MANAGED CARE November 2006. © MediMedia USA
Managing Editor's Memo

Some Still Want To Know When There's Nothing to Be Done

Frank Diamond
MANAGED CARE November 2006. ©MediMedia USA
Managing Editor's Memo

Frank Diamond

Even in the working-class neighborhood of my youth, the idea of prevention — while occupying nothing like the cult-like status accorded it today — did, in fact, have currency. It was called the yearly checkup, and everybody who wore a hard hat and carried lunch in a rectangular metal container was nagged to get one by others who heard about this or that going around while hanging their wash. (The wash-hangers would in turn also be nagged.)

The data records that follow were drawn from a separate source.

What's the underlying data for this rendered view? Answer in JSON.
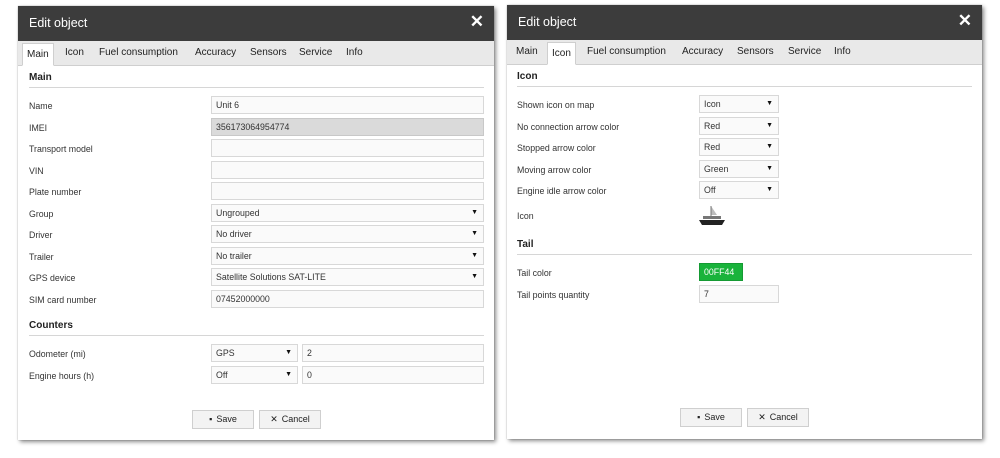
{
  "left": {
    "title": "Edit object",
    "close": "✕",
    "tabs": [
      "Main",
      "Icon",
      "Fuel consumption",
      "Accuracy",
      "Sensors",
      "Service",
      "Info"
    ],
    "section_main": "Main",
    "fields": {
      "name": {
        "label": "Name",
        "value": "Unit 6"
      },
      "imei": {
        "label": "IMEI",
        "value": "356173064954774"
      },
      "transport_model": {
        "label": "Transport model",
        "value": ""
      },
      "vin": {
        "label": "VIN",
        "value": ""
      },
      "plate": {
        "label": "Plate number",
        "value": ""
      },
      "group": {
        "label": "Group",
        "value": "Ungrouped"
      },
      "driver": {
        "label": "Driver",
        "value": "No driver"
      },
      "trailer": {
        "label": "Trailer",
        "value": "No trailer"
      },
      "gps": {
        "label": "GPS device",
        "value": "Satellite Solutions SAT-LITE"
      },
      "sim": {
        "label": "SIM card number",
        "value": "07452000000"
      }
    },
    "section_counters": "Counters",
    "counters": {
      "odometer": {
        "label": "Odometer (mi)",
        "source": "GPS",
        "value": "2"
      },
      "engine_hours": {
        "label": "Engine hours (h)",
        "source": "Off",
        "value": "0"
      }
    },
    "save": "Save",
    "cancel": "Cancel"
  },
  "right": {
    "title": "Edit object",
    "close": "✕",
    "tabs": [
      "Main",
      "Icon",
      "Fuel consumption",
      "Accuracy",
      "Sensors",
      "Service",
      "Info"
    ],
    "section_icon": "Icon",
    "icon_fields": {
      "shown_icon": {
        "label": "Shown icon on map",
        "value": "Icon"
      },
      "no_conn": {
        "label": "No connection arrow color",
        "value": "Red"
      },
      "stopped": {
        "label": "Stopped arrow color",
        "value": "Red"
      },
      "moving": {
        "label": "Moving arrow color",
        "value": "Green"
      },
      "idle": {
        "label": "Engine idle arrow color",
        "value": "Off"
      },
      "icon": {
        "label": "Icon"
      }
    },
    "section_tail": "Tail",
    "tail": {
      "color": {
        "label": "Tail color",
        "value": "00FF44"
      },
      "points": {
        "label": "Tail points quantity",
        "value": "7"
      }
    },
    "save": "Save",
    "cancel": "Cancel"
  },
  "colors": {
    "titlebar": "#3c3c3c",
    "tail_color": "#19b33b"
  },
  "icons": {
    "close": "close-icon",
    "save": "save-icon",
    "cancel": "cancel-icon",
    "dropdown": "chevron-down-icon",
    "boat": "boat-icon"
  }
}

Records on just who heeded this advice and who didn't are difficult to come by. I do, however, remember the rebuttal: "I don't want to know."

Even back in 1962, that did not translate, exactly, into "Who could possibly know?" However, it seems that it might have been what some people were getting at.

Our cover story on genetic testing suggests that people will soon be able to know a lot — in some cases, an awful lot.

Not to belabor the point made by our cover illustration (oh, OK, you caught me, I am belaboring it): Genetic tests open up a raft of coverage issues.

Contributing Editor Maureen Glabman deftly guides us through some of the issues that not too long ago seemed a lot like science fiction. She also offers case studies of health plans that have decided that genetic tests and prevention go hand in hand.

Of course, it's never that simple. What about very expensive tests for very rare conditions? Or a genetic test that's 90-percent accurate versus a more traditional test that's 80-percent accurate?

Tough decisions lie ahead. Unlike the strong men and women of my youth, we cannot simply throw up our hands and say: "I don't want to know."